Filter the records below for the word "scheme". Keep each line that has it.

◇ ◇ ◇ ◇

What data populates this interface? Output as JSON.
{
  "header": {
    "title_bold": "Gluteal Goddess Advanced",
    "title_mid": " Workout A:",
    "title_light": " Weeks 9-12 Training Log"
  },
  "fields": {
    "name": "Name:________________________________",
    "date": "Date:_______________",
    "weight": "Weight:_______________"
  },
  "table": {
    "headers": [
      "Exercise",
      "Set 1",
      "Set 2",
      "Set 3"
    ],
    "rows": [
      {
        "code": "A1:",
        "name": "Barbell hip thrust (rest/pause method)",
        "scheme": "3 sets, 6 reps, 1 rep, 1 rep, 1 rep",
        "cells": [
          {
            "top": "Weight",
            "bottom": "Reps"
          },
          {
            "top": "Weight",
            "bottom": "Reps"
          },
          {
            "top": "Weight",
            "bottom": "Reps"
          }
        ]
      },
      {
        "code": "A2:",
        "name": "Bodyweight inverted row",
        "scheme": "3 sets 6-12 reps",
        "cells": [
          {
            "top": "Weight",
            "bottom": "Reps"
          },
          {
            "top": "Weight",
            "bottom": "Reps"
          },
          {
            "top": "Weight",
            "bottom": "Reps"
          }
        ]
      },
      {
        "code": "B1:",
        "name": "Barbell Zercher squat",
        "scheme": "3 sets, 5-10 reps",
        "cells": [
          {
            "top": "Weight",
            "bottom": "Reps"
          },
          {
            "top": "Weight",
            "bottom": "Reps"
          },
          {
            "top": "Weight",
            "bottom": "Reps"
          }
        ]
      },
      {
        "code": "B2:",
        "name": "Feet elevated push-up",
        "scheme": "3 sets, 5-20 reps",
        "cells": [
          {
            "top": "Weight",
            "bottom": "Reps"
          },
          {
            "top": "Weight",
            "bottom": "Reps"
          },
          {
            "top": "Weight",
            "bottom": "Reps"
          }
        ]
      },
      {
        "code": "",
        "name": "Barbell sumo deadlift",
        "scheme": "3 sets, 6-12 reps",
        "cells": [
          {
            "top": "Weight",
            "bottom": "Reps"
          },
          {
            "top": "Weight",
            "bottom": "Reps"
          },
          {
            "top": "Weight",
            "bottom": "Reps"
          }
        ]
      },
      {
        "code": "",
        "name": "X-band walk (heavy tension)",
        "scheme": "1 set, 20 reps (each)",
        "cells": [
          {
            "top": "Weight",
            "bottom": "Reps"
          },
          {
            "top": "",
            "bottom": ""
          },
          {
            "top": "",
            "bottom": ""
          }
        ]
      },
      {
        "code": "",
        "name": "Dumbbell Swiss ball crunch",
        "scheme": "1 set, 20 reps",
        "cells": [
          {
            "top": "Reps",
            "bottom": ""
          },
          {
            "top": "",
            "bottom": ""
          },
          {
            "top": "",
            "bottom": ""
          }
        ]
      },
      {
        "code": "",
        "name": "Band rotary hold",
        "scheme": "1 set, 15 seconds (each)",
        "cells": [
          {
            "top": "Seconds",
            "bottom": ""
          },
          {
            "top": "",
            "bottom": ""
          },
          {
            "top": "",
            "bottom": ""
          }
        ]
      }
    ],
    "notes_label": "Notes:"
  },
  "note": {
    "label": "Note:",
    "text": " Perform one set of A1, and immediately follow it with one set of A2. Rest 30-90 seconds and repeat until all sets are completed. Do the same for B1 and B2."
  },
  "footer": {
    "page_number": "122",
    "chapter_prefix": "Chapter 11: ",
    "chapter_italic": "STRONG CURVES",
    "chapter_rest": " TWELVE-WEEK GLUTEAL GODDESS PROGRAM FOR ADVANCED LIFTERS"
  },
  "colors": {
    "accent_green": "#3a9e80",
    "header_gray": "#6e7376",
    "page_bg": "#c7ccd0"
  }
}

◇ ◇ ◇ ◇

**Written solution:**
        "scheme": "3 sets, 6 reps, 1 rep, 1 rep, 1 rep",
        "scheme": "3 sets 6-12 reps",
        "scheme": "3 sets, 5-10 reps",
        "scheme": "3 sets, 5-20 reps",
        "scheme": "3 sets, 6-12 reps",
        "scheme": "1 set, 20 reps (each)",
        "scheme": "1 set, 20 reps",
        "scheme": "1 set, 15 seconds (each)",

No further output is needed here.